WHAT YOU ARE ASKED TO DO: Only the number is wanted: count the lines in the data with "this" in them.

DATA PROVIDED:
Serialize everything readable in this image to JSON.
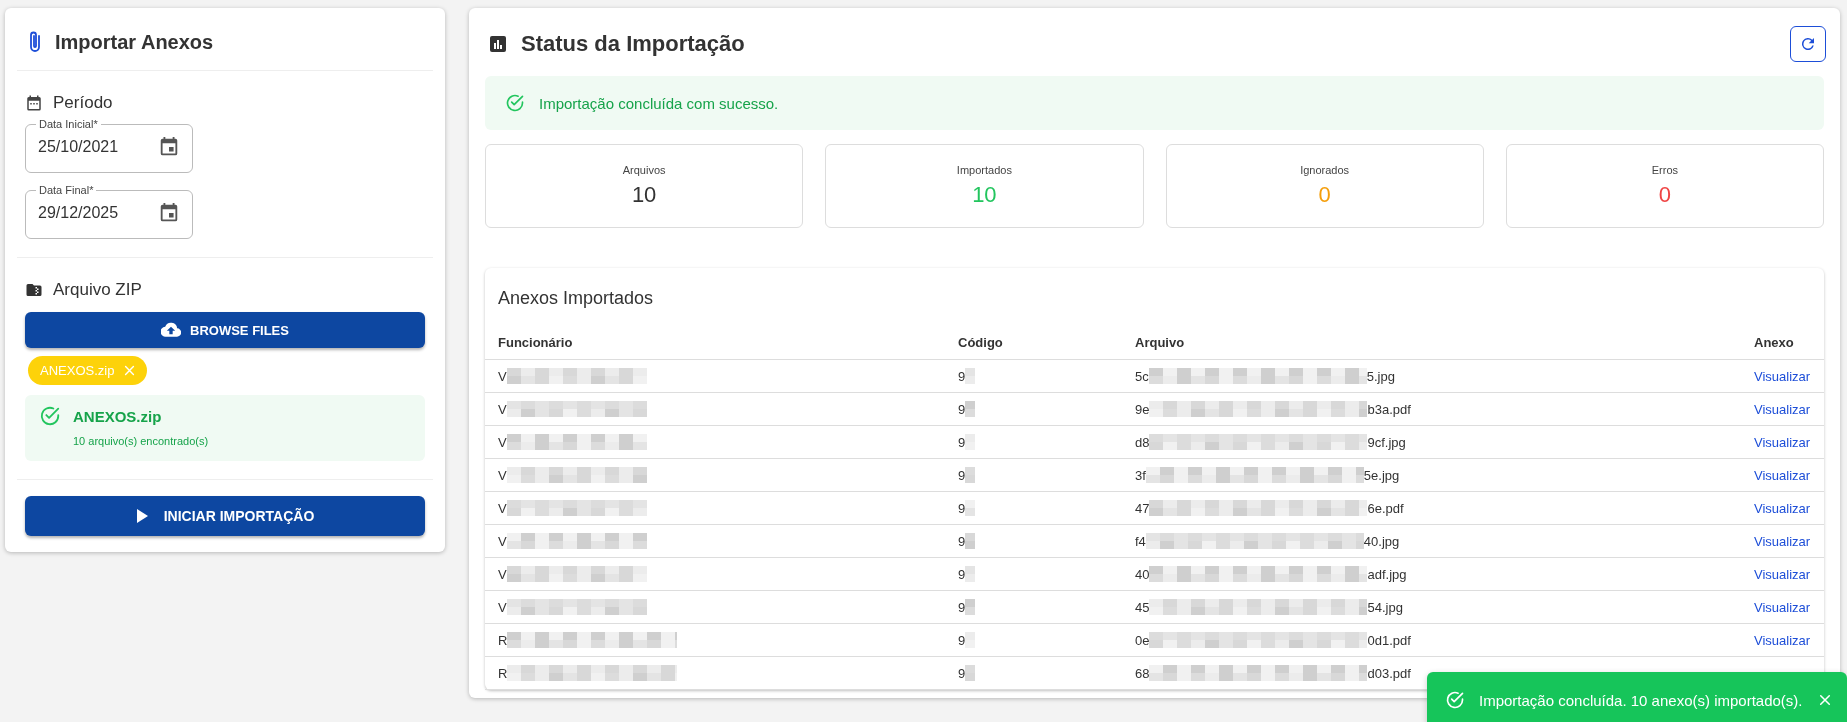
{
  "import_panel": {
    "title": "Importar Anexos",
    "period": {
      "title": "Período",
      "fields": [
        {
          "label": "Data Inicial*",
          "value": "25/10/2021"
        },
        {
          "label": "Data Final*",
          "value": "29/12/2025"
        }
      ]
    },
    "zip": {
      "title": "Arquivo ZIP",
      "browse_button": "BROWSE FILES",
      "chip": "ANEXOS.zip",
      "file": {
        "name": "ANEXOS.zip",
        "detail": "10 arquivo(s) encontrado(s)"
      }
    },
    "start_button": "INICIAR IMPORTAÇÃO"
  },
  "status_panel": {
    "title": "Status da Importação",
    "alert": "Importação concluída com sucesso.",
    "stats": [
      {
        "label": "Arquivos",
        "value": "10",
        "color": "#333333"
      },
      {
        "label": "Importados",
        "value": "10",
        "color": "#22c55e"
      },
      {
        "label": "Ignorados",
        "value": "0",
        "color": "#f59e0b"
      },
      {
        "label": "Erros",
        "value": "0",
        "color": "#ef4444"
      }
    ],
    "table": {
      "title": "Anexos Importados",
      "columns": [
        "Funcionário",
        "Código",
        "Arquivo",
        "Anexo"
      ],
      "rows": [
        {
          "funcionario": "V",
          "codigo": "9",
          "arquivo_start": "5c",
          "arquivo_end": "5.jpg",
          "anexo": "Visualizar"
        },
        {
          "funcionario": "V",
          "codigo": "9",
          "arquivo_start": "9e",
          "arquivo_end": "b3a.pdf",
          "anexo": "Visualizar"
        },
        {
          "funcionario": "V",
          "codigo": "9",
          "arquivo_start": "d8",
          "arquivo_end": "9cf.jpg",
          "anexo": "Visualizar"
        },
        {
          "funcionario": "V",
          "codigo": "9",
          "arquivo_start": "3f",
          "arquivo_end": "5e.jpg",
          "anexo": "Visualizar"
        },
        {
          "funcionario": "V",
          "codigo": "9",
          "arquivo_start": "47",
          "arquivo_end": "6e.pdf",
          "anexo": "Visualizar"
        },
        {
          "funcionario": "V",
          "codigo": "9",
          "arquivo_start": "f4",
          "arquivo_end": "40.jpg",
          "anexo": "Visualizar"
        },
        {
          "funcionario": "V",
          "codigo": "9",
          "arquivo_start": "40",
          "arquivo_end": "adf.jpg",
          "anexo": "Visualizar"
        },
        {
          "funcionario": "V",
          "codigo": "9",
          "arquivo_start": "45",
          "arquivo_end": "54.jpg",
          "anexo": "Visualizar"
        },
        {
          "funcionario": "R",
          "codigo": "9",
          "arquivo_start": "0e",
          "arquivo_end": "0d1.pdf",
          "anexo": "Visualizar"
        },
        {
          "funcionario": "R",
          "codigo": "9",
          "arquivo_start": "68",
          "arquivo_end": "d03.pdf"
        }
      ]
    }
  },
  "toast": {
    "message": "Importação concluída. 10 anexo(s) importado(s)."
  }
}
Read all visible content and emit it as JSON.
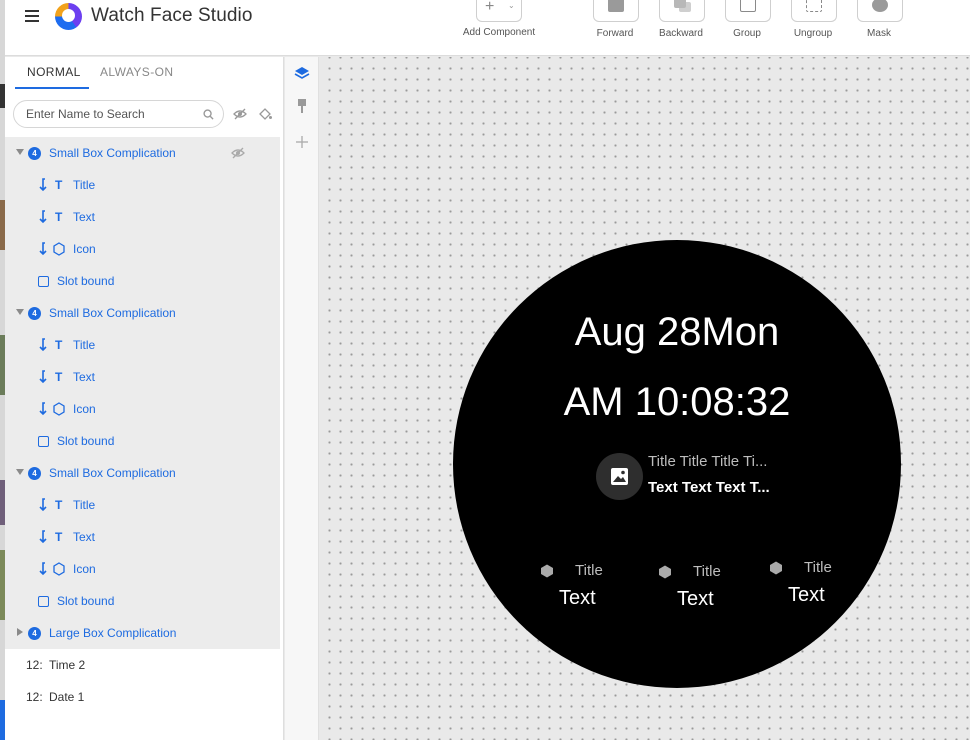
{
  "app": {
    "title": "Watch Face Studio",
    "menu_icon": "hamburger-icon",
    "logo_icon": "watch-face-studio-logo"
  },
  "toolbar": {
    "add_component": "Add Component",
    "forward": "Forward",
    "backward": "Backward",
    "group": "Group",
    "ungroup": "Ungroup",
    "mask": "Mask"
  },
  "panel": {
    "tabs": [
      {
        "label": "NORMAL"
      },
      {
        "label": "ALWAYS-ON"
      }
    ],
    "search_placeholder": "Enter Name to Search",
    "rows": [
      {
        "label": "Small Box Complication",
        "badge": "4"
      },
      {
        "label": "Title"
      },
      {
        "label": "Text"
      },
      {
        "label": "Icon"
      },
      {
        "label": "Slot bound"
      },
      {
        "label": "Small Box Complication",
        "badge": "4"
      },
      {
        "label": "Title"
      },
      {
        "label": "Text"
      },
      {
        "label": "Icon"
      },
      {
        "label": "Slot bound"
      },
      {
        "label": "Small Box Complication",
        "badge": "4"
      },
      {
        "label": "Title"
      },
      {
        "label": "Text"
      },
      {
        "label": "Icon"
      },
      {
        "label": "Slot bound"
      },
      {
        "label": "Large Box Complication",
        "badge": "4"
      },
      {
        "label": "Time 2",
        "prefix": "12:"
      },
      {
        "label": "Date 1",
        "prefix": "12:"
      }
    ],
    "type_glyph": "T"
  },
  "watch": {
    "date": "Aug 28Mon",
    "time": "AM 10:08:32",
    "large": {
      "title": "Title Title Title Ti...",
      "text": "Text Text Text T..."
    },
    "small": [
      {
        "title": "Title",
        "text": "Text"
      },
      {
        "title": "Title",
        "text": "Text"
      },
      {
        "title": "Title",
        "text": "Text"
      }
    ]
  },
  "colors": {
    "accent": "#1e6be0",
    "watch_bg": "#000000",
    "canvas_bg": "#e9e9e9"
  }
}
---
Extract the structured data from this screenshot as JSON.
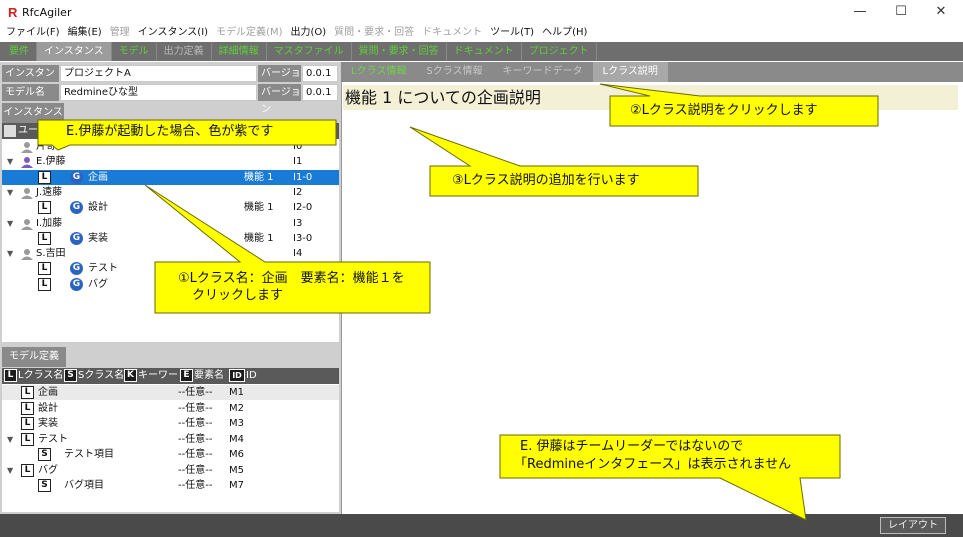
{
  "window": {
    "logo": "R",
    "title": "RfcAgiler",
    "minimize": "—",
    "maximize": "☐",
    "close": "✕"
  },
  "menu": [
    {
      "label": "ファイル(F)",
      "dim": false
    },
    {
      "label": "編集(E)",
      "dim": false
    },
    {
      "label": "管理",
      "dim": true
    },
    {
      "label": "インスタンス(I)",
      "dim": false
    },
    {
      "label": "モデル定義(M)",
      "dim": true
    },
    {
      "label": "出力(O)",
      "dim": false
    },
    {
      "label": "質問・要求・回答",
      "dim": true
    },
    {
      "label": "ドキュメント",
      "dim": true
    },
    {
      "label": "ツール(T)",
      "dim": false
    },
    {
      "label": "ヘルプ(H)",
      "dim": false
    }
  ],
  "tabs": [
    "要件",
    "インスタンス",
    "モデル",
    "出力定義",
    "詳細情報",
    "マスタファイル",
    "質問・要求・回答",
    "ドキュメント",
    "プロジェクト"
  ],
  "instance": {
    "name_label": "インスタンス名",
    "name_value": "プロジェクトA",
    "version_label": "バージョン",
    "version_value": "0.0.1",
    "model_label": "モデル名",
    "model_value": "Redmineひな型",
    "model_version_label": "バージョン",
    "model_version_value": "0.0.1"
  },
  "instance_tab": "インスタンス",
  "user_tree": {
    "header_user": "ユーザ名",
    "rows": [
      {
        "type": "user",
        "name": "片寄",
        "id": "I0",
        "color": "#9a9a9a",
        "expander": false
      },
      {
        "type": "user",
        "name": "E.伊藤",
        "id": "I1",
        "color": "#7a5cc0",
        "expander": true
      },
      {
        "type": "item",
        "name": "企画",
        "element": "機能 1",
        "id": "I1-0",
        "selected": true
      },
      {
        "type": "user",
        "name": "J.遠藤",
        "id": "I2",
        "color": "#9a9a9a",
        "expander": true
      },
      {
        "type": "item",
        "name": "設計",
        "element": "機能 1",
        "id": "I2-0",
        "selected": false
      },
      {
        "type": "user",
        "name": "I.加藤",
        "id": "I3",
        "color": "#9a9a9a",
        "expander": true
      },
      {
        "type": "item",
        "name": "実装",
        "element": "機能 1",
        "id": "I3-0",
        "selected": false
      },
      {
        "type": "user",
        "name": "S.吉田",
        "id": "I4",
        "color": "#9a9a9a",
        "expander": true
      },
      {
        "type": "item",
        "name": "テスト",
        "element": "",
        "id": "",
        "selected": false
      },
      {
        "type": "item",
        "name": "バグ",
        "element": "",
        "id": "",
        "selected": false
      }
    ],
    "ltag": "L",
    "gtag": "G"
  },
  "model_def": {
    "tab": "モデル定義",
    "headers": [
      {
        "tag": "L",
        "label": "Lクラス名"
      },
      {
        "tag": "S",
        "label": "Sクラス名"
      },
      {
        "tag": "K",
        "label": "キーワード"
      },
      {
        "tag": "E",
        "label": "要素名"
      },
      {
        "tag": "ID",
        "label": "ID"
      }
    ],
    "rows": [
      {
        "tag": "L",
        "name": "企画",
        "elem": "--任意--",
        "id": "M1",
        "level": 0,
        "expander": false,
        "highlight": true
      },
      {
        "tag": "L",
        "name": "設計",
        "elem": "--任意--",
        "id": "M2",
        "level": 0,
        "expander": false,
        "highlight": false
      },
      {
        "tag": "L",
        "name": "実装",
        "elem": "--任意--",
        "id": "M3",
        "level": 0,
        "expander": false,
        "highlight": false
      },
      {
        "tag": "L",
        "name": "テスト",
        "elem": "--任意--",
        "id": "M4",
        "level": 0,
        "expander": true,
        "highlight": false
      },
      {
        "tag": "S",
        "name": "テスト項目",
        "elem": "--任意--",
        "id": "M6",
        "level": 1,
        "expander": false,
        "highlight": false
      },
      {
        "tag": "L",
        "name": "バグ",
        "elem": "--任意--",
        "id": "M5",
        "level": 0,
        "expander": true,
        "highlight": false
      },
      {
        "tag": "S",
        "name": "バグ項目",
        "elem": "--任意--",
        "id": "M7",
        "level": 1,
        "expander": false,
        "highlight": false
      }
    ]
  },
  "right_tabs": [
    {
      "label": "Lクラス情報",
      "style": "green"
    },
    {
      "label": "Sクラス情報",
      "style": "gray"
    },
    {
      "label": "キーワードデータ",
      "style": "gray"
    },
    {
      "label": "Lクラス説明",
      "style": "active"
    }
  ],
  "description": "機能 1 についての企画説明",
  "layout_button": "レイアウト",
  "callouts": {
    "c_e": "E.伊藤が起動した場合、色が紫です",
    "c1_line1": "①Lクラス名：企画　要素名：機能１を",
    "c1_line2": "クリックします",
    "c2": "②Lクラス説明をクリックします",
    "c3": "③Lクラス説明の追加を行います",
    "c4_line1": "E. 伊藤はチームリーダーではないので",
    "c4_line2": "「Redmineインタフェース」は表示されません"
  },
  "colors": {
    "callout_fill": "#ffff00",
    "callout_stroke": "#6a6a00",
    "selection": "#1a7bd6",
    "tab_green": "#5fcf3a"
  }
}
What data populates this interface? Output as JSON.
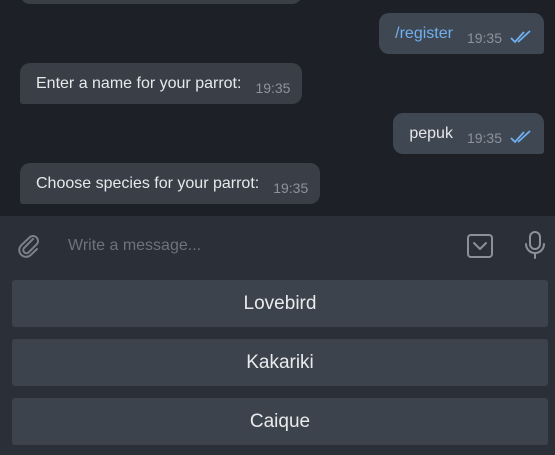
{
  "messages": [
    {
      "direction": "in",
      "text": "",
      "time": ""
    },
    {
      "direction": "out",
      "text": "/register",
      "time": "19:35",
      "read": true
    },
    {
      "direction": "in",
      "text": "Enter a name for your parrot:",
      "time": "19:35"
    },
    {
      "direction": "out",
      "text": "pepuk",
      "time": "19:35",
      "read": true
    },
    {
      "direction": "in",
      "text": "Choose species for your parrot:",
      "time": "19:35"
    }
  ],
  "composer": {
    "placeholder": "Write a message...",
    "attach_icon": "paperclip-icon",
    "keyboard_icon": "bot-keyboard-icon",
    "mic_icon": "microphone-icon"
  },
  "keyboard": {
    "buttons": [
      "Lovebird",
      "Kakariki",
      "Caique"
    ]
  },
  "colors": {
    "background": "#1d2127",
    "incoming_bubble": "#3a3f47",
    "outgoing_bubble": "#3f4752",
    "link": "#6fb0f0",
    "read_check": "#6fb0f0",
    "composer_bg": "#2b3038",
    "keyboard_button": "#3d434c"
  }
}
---
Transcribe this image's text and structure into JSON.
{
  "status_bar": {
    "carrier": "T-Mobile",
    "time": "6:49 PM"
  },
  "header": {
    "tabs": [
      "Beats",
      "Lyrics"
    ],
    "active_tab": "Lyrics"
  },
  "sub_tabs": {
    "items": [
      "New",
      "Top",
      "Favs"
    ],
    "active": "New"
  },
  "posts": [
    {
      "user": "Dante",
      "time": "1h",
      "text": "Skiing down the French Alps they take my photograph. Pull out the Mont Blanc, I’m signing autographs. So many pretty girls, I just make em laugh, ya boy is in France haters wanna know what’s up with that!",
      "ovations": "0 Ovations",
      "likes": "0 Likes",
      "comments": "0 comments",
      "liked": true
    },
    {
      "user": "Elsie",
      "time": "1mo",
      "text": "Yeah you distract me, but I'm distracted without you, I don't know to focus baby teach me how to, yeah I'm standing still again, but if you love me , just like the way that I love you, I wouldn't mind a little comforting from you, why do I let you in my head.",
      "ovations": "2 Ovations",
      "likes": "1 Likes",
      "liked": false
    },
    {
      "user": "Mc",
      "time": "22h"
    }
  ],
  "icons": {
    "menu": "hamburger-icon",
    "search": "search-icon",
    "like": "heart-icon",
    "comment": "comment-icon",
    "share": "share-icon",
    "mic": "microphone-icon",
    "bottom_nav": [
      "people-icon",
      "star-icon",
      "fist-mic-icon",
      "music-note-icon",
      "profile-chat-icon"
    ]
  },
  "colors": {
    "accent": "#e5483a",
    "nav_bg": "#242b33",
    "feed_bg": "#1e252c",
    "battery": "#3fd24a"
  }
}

PROBLEM SOLUTION: 4